  2. Extraneous circumstances which may require extra lectures – such as the cancellation of classes. These too, however, should be slotted within the regular time-table.

Naturally, these thoughts stem out of the fact that I had a set of extra guest lectures this afternoon from 2pm – 4pm. I paid attention for some time and then, I must confess, I switched off and began to read a book. This is traditional/typical University behaviour. My reason for switching off was primarily because the afternoon is when I usually switch off and take time to do things that I consider leisurely, and there was no way I was giving that up for the lecture that happened today.

I think afternoon lectures are just unproductive for all parties.

I recognize there is no argument here. This is just a display of frustration in some keystrokes.

Also, it’s March, so the attendance calculations have begun every morning. Sigh. I will miss these days.

Exams Are Postponed
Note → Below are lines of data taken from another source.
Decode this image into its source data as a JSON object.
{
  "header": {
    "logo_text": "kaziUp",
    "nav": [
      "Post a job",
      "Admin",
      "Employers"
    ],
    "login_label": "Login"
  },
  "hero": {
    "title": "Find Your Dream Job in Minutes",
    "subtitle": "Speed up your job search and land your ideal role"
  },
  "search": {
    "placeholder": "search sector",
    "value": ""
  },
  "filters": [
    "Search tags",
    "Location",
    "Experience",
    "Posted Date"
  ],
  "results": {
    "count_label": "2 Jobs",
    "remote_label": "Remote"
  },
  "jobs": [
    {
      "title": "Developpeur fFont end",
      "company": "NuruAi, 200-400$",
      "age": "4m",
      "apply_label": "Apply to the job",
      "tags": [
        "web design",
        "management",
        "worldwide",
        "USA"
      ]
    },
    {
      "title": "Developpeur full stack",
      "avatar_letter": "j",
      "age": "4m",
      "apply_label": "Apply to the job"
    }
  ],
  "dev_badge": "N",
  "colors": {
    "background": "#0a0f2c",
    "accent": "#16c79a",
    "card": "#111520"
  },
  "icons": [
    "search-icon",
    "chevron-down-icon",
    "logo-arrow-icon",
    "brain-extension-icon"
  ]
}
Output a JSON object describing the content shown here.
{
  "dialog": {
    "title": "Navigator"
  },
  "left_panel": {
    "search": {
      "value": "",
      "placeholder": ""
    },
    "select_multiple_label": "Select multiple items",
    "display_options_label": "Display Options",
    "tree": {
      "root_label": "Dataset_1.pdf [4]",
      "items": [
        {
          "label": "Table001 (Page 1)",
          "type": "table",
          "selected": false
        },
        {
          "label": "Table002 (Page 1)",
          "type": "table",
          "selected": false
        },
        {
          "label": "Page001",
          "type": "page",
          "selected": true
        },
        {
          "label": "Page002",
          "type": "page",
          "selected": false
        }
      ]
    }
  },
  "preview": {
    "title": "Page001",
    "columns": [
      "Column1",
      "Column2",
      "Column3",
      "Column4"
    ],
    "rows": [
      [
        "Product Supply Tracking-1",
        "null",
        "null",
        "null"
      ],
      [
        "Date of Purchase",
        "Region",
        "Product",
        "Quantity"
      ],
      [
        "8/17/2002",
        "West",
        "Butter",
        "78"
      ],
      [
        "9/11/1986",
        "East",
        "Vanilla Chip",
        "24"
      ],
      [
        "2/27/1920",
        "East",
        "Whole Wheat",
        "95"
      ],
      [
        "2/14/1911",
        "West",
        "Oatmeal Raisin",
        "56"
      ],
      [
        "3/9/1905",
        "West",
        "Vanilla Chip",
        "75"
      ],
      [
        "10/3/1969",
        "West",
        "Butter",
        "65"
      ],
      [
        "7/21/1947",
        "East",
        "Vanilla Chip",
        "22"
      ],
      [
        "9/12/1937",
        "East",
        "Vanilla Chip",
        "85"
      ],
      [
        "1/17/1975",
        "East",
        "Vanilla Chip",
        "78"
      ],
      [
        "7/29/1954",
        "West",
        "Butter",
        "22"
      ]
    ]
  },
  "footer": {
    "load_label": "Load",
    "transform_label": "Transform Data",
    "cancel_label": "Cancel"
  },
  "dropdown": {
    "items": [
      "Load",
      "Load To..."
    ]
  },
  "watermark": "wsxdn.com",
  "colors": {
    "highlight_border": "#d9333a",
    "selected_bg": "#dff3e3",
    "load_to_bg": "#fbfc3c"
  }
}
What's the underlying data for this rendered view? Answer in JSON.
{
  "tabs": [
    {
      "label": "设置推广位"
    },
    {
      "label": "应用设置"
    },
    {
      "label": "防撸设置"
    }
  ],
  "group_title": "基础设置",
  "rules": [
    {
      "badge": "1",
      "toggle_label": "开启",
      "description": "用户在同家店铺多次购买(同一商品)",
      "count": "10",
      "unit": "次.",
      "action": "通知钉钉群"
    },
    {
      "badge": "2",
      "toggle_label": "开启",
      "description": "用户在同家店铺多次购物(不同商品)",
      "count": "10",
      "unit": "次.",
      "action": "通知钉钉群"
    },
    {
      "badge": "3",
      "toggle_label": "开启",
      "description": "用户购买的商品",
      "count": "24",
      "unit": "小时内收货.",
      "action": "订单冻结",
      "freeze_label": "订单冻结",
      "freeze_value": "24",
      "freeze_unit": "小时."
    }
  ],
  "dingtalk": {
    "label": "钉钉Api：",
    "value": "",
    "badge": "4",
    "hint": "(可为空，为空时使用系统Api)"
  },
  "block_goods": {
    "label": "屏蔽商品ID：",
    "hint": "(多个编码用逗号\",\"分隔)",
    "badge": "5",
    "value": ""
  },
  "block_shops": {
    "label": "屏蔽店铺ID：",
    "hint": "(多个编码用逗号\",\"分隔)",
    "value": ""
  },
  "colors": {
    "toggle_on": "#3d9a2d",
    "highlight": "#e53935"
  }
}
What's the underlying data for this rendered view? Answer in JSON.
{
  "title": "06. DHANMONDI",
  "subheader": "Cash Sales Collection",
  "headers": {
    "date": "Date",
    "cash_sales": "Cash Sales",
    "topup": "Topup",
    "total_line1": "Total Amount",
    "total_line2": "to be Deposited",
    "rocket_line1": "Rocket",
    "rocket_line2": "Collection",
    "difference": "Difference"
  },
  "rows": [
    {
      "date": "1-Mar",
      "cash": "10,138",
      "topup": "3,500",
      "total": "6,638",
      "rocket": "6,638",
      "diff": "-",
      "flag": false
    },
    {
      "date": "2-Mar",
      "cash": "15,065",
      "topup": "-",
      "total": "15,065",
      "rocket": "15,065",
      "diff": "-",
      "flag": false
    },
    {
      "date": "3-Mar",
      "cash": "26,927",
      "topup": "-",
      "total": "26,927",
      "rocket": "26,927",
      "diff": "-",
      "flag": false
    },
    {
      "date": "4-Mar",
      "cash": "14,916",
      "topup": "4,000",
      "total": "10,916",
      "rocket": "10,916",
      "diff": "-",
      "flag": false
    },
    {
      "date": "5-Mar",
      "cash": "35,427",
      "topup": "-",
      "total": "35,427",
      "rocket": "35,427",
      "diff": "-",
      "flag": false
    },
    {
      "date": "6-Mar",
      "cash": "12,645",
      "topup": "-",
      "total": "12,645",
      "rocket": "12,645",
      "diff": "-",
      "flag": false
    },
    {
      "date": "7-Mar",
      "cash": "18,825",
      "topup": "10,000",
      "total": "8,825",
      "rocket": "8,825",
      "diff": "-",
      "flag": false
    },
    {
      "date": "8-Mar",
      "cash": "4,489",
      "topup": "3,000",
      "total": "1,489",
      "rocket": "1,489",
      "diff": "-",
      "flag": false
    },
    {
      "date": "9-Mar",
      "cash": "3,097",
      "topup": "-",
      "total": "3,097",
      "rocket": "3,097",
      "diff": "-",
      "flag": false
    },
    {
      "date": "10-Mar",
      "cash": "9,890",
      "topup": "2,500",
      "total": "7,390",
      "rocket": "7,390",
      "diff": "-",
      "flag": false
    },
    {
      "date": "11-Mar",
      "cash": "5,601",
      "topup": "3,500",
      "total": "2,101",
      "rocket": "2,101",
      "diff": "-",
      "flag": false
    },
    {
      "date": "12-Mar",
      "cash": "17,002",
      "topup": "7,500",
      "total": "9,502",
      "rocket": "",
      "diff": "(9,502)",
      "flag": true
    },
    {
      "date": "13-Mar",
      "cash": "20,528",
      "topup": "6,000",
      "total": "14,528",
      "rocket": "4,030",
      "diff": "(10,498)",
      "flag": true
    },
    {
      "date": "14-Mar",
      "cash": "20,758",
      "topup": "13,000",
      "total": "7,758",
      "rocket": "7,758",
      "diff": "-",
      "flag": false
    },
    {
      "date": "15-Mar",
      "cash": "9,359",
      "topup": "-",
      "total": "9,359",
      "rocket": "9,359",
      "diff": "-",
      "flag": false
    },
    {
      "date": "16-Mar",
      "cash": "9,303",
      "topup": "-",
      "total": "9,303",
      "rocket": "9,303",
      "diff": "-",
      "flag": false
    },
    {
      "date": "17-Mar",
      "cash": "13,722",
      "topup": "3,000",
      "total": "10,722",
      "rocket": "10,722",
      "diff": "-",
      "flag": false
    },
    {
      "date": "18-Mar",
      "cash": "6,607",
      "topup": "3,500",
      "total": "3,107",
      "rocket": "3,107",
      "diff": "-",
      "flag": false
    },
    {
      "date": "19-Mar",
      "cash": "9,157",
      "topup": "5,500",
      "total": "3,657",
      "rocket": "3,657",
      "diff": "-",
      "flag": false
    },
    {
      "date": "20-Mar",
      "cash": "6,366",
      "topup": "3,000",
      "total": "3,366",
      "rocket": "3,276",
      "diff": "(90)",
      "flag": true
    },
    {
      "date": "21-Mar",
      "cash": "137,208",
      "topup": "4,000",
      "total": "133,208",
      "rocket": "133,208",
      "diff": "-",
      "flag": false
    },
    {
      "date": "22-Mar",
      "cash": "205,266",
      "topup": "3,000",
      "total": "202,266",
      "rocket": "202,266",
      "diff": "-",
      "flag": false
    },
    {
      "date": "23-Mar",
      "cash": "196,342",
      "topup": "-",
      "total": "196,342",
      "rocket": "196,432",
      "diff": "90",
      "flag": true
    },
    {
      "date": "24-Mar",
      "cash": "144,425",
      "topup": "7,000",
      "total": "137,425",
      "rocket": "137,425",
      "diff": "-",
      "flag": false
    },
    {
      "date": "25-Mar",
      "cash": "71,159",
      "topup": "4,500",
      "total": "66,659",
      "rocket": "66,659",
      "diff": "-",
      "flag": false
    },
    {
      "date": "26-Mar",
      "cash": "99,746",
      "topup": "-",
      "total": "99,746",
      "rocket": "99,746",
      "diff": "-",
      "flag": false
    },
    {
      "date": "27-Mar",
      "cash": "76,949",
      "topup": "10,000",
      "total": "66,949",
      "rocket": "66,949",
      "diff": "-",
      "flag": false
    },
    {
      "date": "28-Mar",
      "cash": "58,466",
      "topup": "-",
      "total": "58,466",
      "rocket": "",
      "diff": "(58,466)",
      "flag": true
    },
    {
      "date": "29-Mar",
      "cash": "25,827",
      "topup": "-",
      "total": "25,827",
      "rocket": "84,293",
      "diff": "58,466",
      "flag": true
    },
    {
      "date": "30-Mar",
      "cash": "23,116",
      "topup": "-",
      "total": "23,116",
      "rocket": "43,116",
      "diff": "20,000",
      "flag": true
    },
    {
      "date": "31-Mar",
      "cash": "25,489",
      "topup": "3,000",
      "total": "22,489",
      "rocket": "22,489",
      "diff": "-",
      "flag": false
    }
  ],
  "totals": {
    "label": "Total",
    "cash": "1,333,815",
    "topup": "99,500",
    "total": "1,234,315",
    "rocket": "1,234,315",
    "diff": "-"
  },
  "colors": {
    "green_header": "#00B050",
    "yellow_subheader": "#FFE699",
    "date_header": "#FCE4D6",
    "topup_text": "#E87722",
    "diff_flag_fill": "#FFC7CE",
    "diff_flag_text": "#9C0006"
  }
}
I slept really late last night, apropos my terrible sleep cycle (am I using apropos correctly?). The aim was to wake up this morning and begin studying – a task that would have fixed the sleep cycle. I need to be wide awake between 3 and 4:30pm, which is the time I’ll be writing exams, and I desperately wanted to do that today, to get into the habit of things. Except, I woke up and saw an e-mail on my phone that said exams had been postponed by a day and promptly went back to sleep. In fact, most of what I can remember from the day is sleeping. The other part is watching YouTube videos and reading. I’ve got 4 hours left in the day, in which I aim to start studying. We shall see how productive that ambition is in some time.

I can’t recall when my exams were postponed last. I remember there being some discussion around the postponement of exams owing to a senior national leader’s passing a year or so ago. The atmosphere on campus was this crazy blend of celebrating the fact that we may be getting a day off; when instead we should have been in a state of national mourning or such.

Before that, I don’t think exams at school were ever postponed. I’m the kind of person that stresses out about exams so I would have absolutely detested them getting postponed or advanced when they were given a designated date. Today, however, knowing that this is the last set of mid-semesters I will likely write, I’m absolutely okay with the postponement. It doesn’t affect me too much.

I would imagine the juniors at our University are less than pleased.